> _TASK STATEMENT_
Each line in the data must be reproduced as written, except for any picture.

### INPUT MATERIAL

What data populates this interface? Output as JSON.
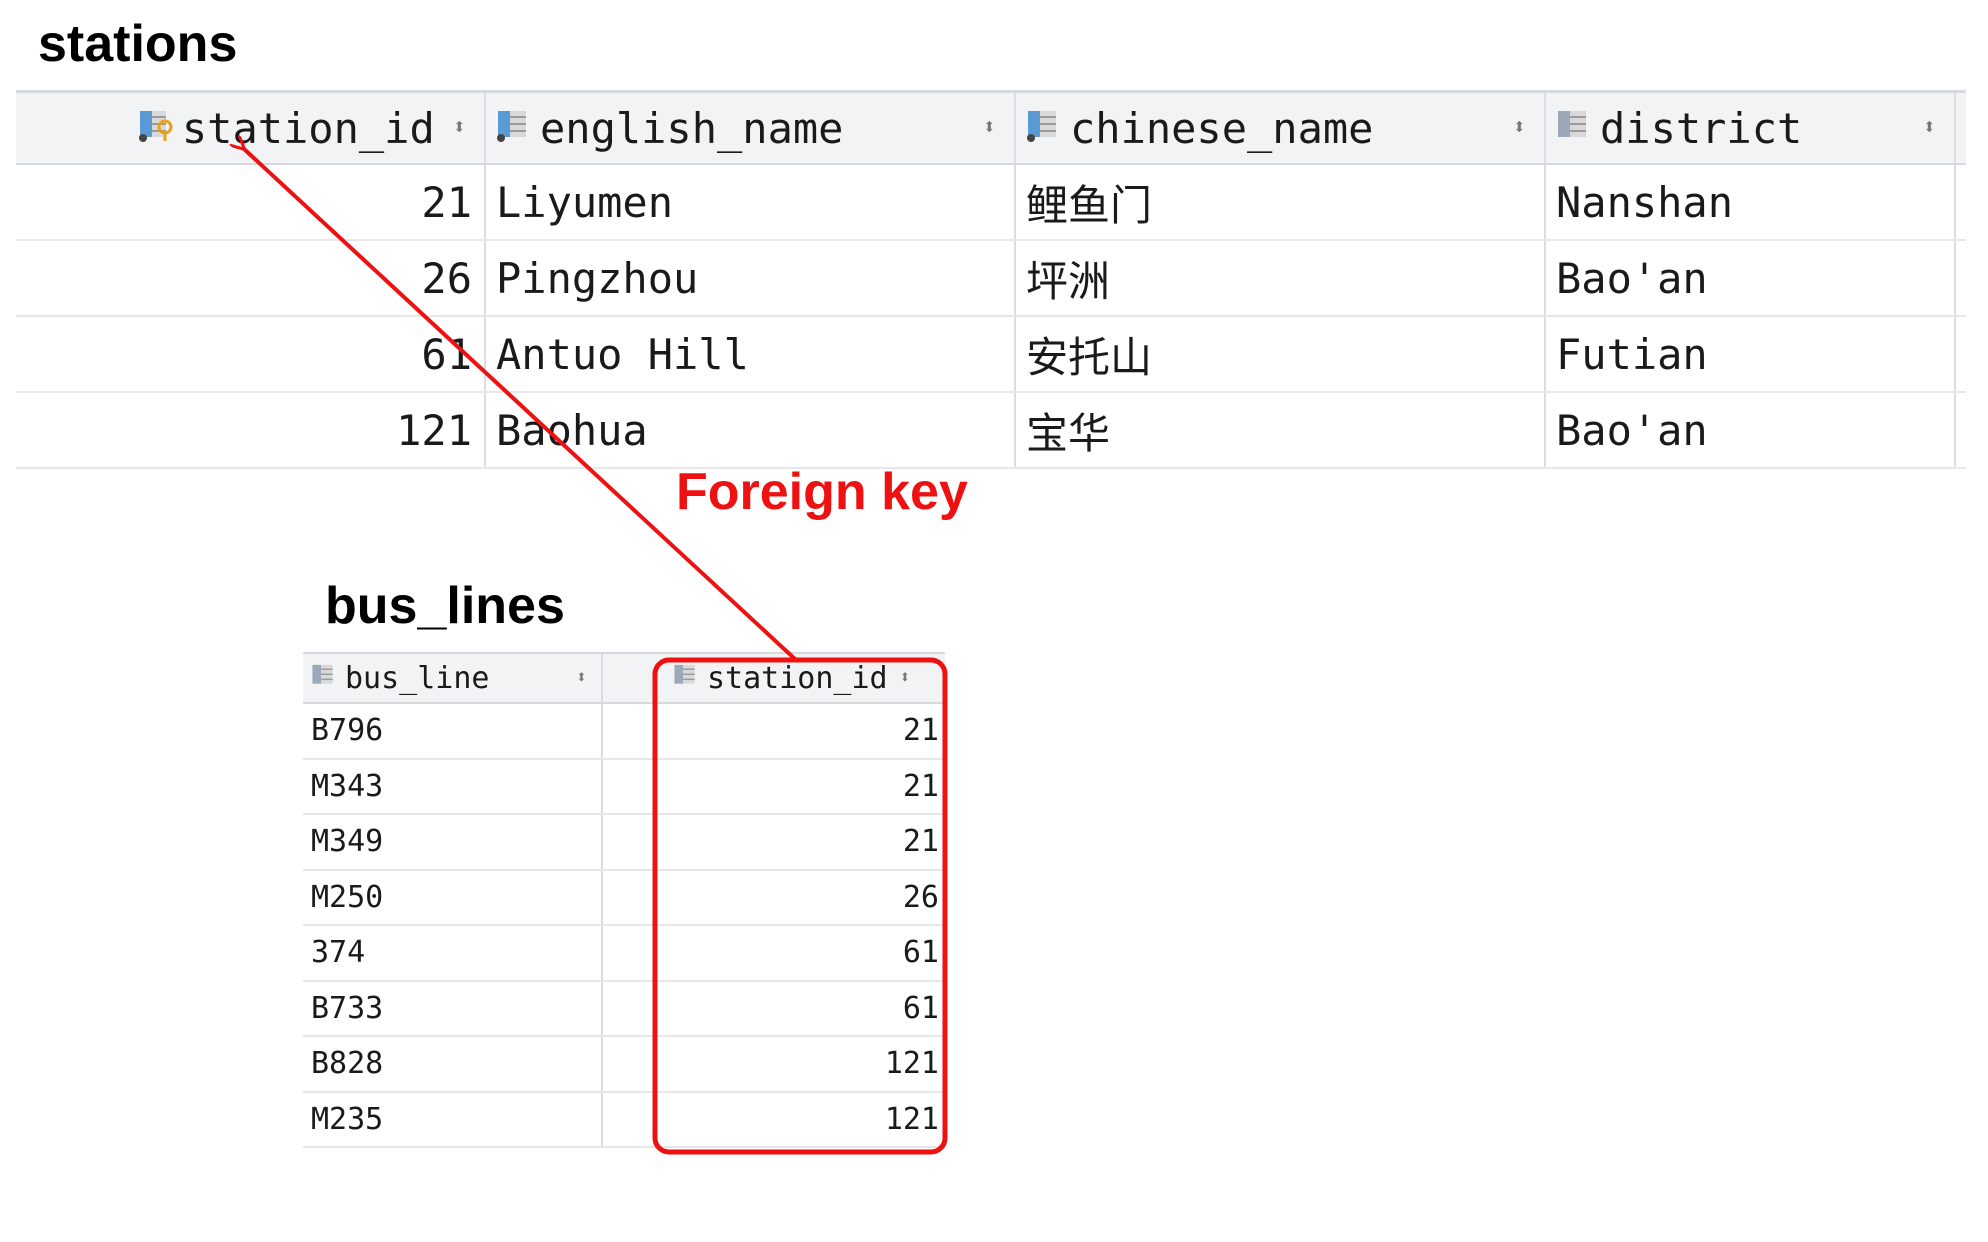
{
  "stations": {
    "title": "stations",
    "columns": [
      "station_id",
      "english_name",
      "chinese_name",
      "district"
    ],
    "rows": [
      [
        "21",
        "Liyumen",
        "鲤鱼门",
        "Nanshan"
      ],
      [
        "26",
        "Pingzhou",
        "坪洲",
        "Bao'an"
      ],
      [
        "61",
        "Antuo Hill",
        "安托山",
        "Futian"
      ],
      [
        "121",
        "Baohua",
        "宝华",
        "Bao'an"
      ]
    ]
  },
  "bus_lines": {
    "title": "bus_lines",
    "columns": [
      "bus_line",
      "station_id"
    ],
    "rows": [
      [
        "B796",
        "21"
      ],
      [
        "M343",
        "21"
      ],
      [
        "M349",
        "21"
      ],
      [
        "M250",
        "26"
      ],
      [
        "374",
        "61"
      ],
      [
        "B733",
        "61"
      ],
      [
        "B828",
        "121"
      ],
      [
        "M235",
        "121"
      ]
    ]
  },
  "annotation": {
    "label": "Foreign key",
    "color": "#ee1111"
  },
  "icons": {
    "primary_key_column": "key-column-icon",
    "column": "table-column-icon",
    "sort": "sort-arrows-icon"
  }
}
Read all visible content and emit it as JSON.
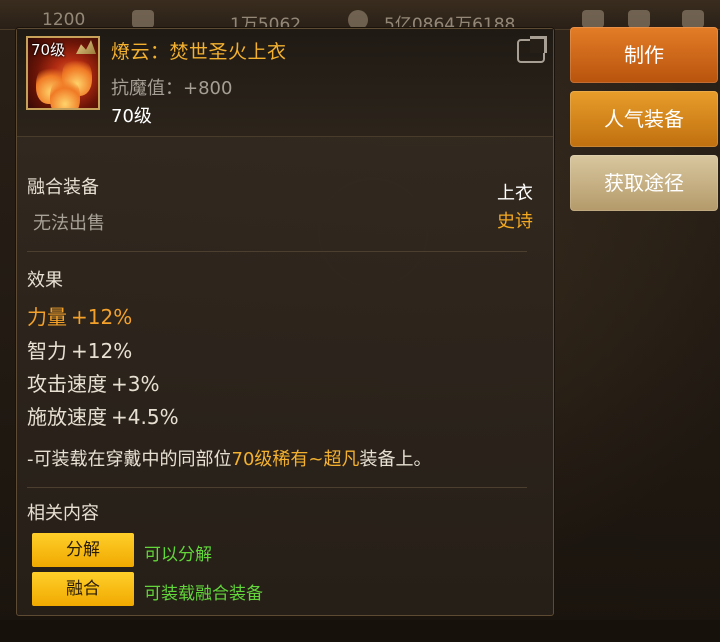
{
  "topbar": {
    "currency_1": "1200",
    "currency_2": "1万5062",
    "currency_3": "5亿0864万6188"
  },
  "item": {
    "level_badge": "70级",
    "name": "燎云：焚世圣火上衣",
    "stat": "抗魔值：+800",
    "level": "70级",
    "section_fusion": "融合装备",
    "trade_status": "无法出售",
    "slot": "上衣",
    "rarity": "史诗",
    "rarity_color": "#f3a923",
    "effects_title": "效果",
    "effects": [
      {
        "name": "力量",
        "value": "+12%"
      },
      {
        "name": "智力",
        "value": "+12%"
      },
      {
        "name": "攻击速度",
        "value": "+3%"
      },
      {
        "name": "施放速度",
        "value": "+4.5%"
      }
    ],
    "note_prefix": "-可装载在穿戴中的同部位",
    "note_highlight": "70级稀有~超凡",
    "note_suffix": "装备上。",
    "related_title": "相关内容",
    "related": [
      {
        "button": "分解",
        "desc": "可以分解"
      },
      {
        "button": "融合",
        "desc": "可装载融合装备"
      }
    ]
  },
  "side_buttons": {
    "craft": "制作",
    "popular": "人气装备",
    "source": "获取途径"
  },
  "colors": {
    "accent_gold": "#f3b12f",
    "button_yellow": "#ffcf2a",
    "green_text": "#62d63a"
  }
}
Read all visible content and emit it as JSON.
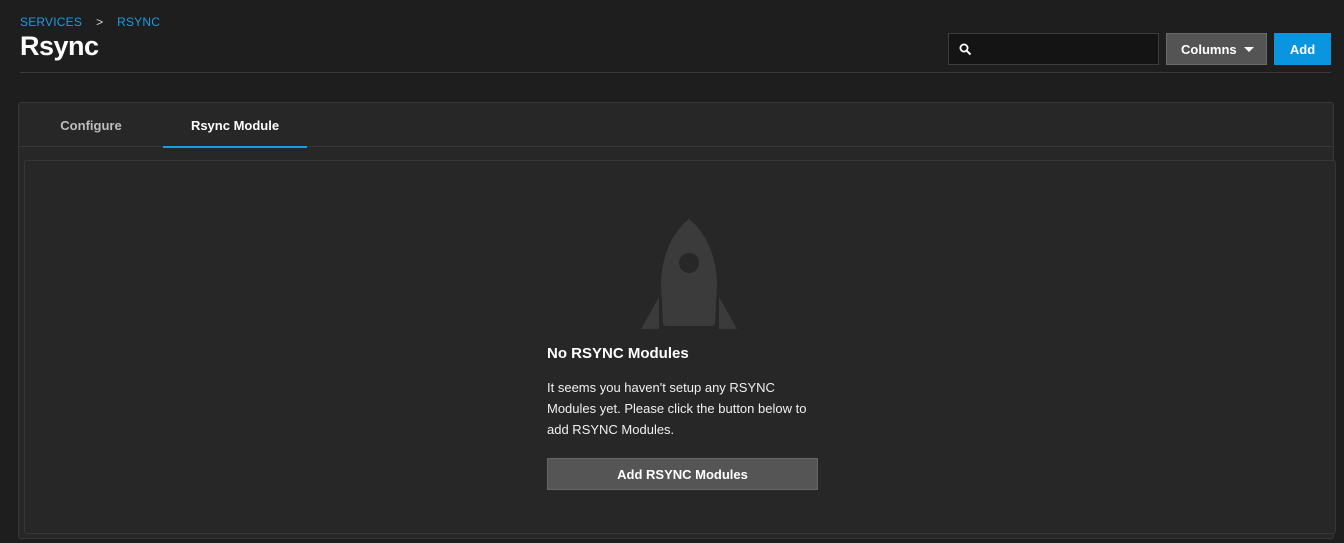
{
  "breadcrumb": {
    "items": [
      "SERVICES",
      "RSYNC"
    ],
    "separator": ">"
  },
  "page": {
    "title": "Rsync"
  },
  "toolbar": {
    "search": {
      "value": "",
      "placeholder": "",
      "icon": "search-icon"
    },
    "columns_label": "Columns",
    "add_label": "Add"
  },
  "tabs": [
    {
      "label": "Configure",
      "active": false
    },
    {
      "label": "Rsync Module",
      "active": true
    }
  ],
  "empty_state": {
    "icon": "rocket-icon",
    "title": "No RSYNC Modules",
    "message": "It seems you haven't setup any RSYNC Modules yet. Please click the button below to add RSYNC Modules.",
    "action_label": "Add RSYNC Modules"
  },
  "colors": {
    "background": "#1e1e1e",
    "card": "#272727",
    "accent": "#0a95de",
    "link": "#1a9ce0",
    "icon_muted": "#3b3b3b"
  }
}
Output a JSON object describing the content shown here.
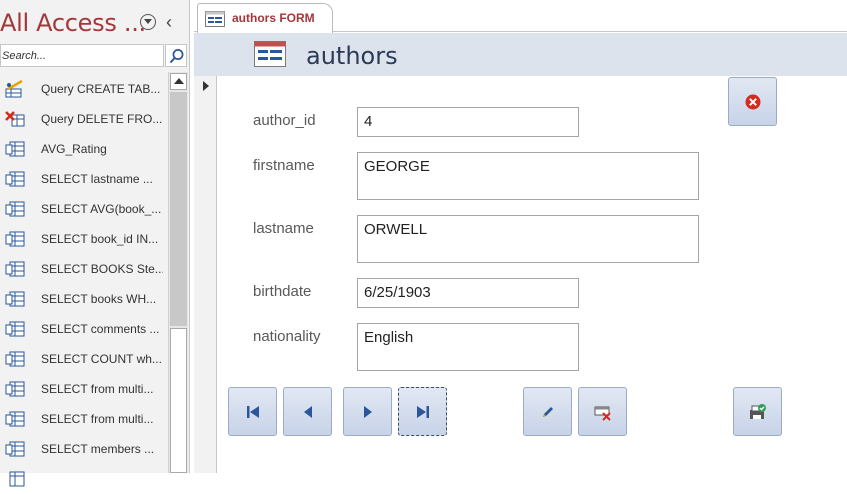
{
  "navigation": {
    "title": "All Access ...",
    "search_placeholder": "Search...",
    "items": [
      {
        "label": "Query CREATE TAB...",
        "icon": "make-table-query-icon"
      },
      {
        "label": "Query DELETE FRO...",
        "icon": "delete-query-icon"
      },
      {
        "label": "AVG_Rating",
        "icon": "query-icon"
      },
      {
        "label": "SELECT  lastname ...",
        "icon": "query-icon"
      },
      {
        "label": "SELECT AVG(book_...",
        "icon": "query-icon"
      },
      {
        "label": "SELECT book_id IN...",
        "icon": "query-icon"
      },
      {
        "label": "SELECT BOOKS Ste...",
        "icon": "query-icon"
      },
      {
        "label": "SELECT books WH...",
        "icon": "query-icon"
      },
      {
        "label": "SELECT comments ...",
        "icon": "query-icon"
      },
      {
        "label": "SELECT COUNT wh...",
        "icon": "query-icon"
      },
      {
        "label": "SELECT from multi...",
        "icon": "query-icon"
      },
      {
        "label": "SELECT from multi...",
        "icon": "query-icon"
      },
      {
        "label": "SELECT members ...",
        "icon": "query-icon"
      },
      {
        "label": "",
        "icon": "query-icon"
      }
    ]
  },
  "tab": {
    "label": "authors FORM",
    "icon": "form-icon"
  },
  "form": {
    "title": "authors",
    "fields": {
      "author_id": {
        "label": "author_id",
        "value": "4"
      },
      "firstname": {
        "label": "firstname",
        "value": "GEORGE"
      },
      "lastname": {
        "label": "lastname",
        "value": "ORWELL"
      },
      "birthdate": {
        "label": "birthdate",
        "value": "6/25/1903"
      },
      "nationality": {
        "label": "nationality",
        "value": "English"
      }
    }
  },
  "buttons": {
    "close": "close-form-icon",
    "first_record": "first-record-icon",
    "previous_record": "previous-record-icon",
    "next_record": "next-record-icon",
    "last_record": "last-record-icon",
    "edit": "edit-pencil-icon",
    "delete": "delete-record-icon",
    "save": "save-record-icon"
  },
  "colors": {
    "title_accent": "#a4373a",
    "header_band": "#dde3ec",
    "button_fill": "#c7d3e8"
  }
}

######

> _ANSWER SPACE_
What data populates this interface? Output as JSON.
{
  "stations": {
    "title": "stations",
    "columns": [
      "station_id",
      "english_name",
      "chinese_name",
      "district"
    ],
    "rows": [
      [
        "21",
        "Liyumen",
        "鲤鱼门",
        "Nanshan"
      ],
      [
        "26",
        "Pingzhou",
        "坪洲",
        "Bao'an"
      ],
      [
        "61",
        "Antuo Hill",
        "安托山",
        "Futian"
      ],
      [
        "121",
        "Baohua",
        "宝华",
        "Bao'an"
      ]
    ]
  },
  "bus_lines": {
    "title": "bus_lines",
    "columns": [
      "bus_line",
      "station_id"
    ],
    "rows": [
      [
        "B796",
        "21"
      ],
      [
        "M343",
        "21"
      ],
      [
        "M349",
        "21"
      ],
      [
        "M250",
        "26"
      ],
      [
        "374",
        "61"
      ],
      [
        "B733",
        "61"
      ],
      [
        "B828",
        "121"
      ],
      [
        "M235",
        "121"
      ]
    ]
  },
  "annotation": {
    "label": "Foreign key",
    "color": "#ee1111"
  },
  "icons": {
    "primary_key_column": "key-column-icon",
    "column": "table-column-icon",
    "sort": "sort-arrows-icon"
  }
}
Read all visible content and emit it as JSON.
{
  "topbar": {
    "currency_1": "1200",
    "currency_2": "1万5062",
    "currency_3": "5亿0864万6188"
  },
  "item": {
    "level_badge": "70级",
    "name": "燎云：焚世圣火上衣",
    "stat": "抗魔值：+800",
    "level": "70级",
    "section_fusion": "融合装备",
    "trade_status": "无法出售",
    "slot": "上衣",
    "rarity": "史诗",
    "rarity_color": "#f3a923",
    "effects_title": "效果",
    "effects": [
      {
        "name": "力量",
        "value": "+12%"
      },
      {
        "name": "智力",
        "value": "+12%"
      },
      {
        "name": "攻击速度",
        "value": "+3%"
      },
      {
        "name": "施放速度",
        "value": "+4.5%"
      }
    ],
    "note_prefix": "-可装载在穿戴中的同部位",
    "note_highlight": "70级稀有~超凡",
    "note_suffix": "装备上。",
    "related_title": "相关内容",
    "related": [
      {
        "button": "分解",
        "desc": "可以分解"
      },
      {
        "button": "融合",
        "desc": "可装载融合装备"
      }
    ]
  },
  "side_buttons": {
    "craft": "制作",
    "popular": "人气装备",
    "source": "获取途径"
  },
  "colors": {
    "accent_gold": "#f3b12f",
    "button_yellow": "#ffcf2a",
    "green_text": "#62d63a"
  }
}
Read all visible content and emit it as JSON.
{
  "breadcrumb": {
    "items": [
      "SERVICES",
      "RSYNC"
    ],
    "separator": ">"
  },
  "page": {
    "title": "Rsync"
  },
  "toolbar": {
    "search": {
      "value": "",
      "placeholder": "",
      "icon": "search-icon"
    },
    "columns_label": "Columns",
    "add_label": "Add"
  },
  "tabs": [
    {
      "label": "Configure",
      "active": false
    },
    {
      "label": "Rsync Module",
      "active": true
    }
  ],
  "empty_state": {
    "icon": "rocket-icon",
    "title": "No RSYNC Modules",
    "message": "It seems you haven't setup any RSYNC Modules yet. Please click the button below to add RSYNC Modules.",
    "action_label": "Add RSYNC Modules"
  },
  "colors": {
    "background": "#1e1e1e",
    "card": "#272727",
    "accent": "#0a95de",
    "link": "#1a9ce0",
    "icon_muted": "#3b3b3b"
  }
}
Output a JSON object describing the content shown here.
{
  "navigation": {
    "title": "All Access ...",
    "search_placeholder": "Search...",
    "items": [
      {
        "label": "Query CREATE TAB...",
        "icon": "make-table-query-icon"
      },
      {
        "label": "Query DELETE FRO...",
        "icon": "delete-query-icon"
      },
      {
        "label": "AVG_Rating",
        "icon": "query-icon"
      },
      {
        "label": "SELECT  lastname ...",
        "icon": "query-icon"
      },
      {
        "label": "SELECT AVG(book_...",
        "icon": "query-icon"
      },
      {
        "label": "SELECT book_id IN...",
        "icon": "query-icon"
      },
      {
        "label": "SELECT BOOKS Ste...",
        "icon": "query-icon"
      },
      {
        "label": "SELECT books WH...",
        "icon": "query-icon"
      },
      {
        "label": "SELECT comments ...",
        "icon": "query-icon"
      },
      {
        "label": "SELECT COUNT wh...",
        "icon": "query-icon"
      },
      {
        "label": "SELECT from multi...",
        "icon": "query-icon"
      },
      {
        "label": "SELECT from multi...",
        "icon": "query-icon"
      },
      {
        "label": "SELECT members ...",
        "icon": "query-icon"
      },
      {
        "label": "",
        "icon": "query-icon"
      }
    ]
  },
  "tab": {
    "label": "authors FORM",
    "icon": "form-icon"
  },
  "form": {
    "title": "authors",
    "fields": {
      "author_id": {
        "label": "author_id",
        "value": "4"
      },
      "firstname": {
        "label": "firstname",
        "value": "GEORGE"
      },
      "lastname": {
        "label": "lastname",
        "value": "ORWELL"
      },
      "birthdate": {
        "label": "birthdate",
        "value": "6/25/1903"
      },
      "nationality": {
        "label": "nationality",
        "value": "English"
      }
    }
  },
  "buttons": {
    "close": "close-form-icon",
    "first_record": "first-record-icon",
    "previous_record": "previous-record-icon",
    "next_record": "next-record-icon",
    "last_record": "last-record-icon",
    "edit": "edit-pencil-icon",
    "delete": "delete-record-icon",
    "save": "save-record-icon"
  },
  "colors": {
    "title_accent": "#a4373a",
    "header_band": "#dde3ec",
    "button_fill": "#c7d3e8"
  }
}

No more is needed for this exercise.